"Rather than talking about Harvey and his legacy, the event became a forum for people to foist their own agenda on the captive audience," said Keith Folger. "I made my decision to not march down Market Street when one of the speakers decided to use his time at the mic to lambast Scott Wiener. I am disgusted that a vigil to remember the assassination of Harvey Milk and George Moscone was used to foist the anti-Wiener agenda on us."
Others simply wanted to move beyond the speeches.
"The substance and tenor of what was said won’t get us any closer to the solution to the problem of high cost housing in San Francisco," said Crispin Hollings, who lives up the street from Milk Plaza. "If we’re really going to get serious about tackling housing, we must stop marginalizing those whose ideas are not our own. Let’s move beyond the rhetoric of Wednesday night and get serious about working together on housing."
A large crowd turned out in the Castro Wednesday, November 27 to honor the late Supervisor Harvey Milk and Mayor George Moscone, who were gunned down in their City Hall offices 35 years ago.(Photo: Rick Gerharter)
Still others pointed out that reducing homelessness among LGBTs is of critical importance.
"Housing is one of the most important issues in San Francisco right now," said longtime housing activist Tommi Avicolli Mecca. "Right now, so many people are losing their apartments to greedy speculators, so many people are homeless and need housing, so many people, especially seniors, are living in fear of their place being sold to someone who will evict them.
"It’s a crisis, and we as a community need to address it by helping to fight the evictions, demand more protections against speculators and investors, and reduce LGBT homelessness. It’s what Harvey would have done. No doubt about it."
City Hall Ceremony
A few hours before the activists’ vigil, political leaders gathered on the steps of City Hall to remember Milk and Moscone.
Those on hand included Mayor Ed Lee, out state Senator Mark Leno (D-San Francisco), past and present members of the Board of Supervisors, and Stuart Milk, Harvey Milk’s gay nephew. They were joined by the Gay Men’s Chorus.
Leno told of a 17-year-old girl who had never heard of Milk.
"The only gay person she knew was her heroin-addicted mother," Leno said. "She thought this was her only option. When told the story of Harvey Milk, she realized she didn’t have to be like her mother. That’s giving up hope."
Former supervisor Carol Ruth Silver served alongside Milk on the board.
"We are observing, not celebrating," said Silver. She recalled how Milk reached across communities. "The little old ladies, the janitors, and the shopkeepers voted for Harvey because he was out there in their shops."

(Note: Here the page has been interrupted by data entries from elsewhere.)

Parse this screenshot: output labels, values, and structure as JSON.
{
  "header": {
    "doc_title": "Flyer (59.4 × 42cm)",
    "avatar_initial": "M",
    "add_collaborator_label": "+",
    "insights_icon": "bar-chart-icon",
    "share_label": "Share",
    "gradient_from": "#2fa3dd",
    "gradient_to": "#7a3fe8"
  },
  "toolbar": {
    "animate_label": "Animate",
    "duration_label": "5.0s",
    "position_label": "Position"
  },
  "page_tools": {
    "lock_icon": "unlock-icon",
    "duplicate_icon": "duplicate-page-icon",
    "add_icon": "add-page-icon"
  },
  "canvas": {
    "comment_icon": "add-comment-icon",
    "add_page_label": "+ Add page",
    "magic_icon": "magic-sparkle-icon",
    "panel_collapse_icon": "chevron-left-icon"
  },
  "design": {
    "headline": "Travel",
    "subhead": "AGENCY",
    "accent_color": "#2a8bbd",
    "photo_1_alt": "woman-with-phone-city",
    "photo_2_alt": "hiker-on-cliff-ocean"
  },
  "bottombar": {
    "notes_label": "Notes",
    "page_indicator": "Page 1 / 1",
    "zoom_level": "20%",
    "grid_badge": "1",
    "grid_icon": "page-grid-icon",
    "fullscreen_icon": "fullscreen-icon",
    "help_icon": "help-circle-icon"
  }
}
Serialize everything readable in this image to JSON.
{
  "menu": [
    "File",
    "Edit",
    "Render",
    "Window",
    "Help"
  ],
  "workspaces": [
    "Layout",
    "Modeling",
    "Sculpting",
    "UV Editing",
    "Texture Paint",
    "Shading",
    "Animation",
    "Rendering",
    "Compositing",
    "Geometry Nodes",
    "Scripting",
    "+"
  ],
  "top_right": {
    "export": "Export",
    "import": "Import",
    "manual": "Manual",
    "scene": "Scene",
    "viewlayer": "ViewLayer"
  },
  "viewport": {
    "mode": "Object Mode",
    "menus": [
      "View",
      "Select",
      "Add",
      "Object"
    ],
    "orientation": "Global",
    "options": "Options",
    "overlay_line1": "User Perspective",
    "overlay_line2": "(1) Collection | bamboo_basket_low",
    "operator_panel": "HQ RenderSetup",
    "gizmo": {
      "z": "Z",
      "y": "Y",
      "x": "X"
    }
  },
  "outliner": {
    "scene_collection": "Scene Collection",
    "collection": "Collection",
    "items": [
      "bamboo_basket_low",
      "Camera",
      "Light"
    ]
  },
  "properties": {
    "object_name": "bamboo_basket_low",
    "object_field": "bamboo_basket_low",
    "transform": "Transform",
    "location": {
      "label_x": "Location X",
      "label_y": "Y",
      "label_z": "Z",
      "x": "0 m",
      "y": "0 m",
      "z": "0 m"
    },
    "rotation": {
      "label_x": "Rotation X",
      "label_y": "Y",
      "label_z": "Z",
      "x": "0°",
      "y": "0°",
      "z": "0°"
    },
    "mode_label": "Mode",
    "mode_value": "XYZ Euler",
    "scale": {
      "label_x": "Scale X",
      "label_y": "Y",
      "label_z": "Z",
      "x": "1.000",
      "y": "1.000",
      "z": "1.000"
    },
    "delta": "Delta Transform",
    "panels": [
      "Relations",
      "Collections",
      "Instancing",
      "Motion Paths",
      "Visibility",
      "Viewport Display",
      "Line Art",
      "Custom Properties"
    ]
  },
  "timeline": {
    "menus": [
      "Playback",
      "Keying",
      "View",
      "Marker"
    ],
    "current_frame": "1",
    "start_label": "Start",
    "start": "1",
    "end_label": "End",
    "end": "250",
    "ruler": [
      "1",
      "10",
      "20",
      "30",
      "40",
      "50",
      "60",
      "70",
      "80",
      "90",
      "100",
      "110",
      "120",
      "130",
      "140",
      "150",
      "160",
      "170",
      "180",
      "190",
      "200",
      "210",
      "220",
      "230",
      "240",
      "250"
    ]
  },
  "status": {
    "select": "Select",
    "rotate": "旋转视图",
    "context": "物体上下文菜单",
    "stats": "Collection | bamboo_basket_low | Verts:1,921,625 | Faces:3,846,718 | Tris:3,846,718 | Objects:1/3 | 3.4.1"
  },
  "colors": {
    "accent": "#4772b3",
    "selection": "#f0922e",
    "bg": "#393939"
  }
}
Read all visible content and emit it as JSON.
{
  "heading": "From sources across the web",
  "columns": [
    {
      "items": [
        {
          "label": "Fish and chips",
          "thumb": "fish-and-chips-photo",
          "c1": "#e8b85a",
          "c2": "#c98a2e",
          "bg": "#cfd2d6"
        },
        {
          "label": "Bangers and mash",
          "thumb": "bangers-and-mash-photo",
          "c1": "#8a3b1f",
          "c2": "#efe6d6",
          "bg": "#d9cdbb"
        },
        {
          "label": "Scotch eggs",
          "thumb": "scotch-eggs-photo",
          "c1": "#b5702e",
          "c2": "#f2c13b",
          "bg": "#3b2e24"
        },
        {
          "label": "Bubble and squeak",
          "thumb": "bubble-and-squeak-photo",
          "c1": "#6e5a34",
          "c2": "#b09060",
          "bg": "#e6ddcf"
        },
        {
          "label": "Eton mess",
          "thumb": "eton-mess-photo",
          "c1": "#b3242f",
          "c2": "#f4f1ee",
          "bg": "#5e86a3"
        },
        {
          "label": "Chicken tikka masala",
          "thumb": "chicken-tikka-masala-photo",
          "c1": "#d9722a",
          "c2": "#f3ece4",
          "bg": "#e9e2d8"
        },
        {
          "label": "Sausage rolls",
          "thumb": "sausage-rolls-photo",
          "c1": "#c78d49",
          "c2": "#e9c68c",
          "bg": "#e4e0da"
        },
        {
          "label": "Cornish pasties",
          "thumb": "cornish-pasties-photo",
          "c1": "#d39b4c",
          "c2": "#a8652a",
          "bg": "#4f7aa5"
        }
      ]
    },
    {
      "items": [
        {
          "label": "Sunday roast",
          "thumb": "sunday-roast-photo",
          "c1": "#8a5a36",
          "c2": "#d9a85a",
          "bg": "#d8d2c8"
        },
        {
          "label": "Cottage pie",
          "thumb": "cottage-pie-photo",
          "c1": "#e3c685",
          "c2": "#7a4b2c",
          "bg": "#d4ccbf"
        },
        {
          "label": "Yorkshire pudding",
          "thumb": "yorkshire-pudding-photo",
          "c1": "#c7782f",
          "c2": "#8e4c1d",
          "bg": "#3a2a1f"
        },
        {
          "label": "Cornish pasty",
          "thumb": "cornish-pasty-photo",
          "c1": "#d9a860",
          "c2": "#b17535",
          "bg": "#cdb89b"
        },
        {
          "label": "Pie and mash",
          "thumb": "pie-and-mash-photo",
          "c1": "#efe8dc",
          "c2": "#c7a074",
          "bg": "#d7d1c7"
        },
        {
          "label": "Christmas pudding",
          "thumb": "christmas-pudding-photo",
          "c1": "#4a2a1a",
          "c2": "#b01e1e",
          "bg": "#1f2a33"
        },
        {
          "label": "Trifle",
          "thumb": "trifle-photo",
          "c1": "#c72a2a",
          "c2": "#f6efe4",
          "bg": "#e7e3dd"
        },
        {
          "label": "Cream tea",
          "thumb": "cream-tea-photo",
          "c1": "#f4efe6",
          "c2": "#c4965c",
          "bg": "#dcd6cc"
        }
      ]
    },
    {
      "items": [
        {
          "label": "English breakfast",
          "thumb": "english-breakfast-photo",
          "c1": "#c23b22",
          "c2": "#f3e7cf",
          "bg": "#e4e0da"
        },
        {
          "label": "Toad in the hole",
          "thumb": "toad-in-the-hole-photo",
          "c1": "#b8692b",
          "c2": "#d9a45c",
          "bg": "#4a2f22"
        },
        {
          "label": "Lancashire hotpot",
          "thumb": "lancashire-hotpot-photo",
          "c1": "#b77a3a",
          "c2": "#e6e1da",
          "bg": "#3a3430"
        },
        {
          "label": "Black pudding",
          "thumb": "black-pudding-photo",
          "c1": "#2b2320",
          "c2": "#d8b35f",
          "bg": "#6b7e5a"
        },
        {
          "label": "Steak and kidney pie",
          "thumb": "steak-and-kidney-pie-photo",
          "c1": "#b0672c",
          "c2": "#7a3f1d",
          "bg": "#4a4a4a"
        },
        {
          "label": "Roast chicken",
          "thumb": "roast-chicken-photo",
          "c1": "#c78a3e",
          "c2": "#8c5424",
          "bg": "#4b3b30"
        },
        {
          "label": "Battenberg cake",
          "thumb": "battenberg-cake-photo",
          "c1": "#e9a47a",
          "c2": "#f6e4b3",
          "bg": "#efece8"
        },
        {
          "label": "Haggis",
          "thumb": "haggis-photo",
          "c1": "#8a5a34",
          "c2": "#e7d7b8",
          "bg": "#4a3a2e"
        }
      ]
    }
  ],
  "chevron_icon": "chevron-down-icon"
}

Lee praised Milk and Moscone’s leadership.
"I don’t think I would be standing here as mayor were it not for the leadership of Harvey Milk and George Moscone," said Lee, the first Asian American mayor in the city’s history. He recalled Milk’s support for people beyond the LGBT sphere.
Both the mayor and gay Supervisor David Campos addressed the need to provide more homeless services, pointing out that 29 percent of the city’s homeless are LGBT. The need to slow the rising tide of Ellis Act evictions was also addressed.
One person booed when Wiener was introduced. Several attendees asked the heckler to be silent.
"This is meaningful for me as a gay man and a longtime Castro resident," Wiener said. "I’m proud to represent Harvey Milk’s district."
Stuart Milk said people’s minds need to be changed.
"We have to do more than change laws, we need to change minds," said Stuart Milk. "We do that by teaching and remembering our history. I was 17 when my uncle died. He and I talked about my feeling different. He told me that my difference was a gift I needed to hold onto even if the world doesn’t know it was a gift."
The Gay Men’s Chorus sang "Give ’em Hope" by Joseph M. Martin, which refers to one of Milk’s best remembered quotes.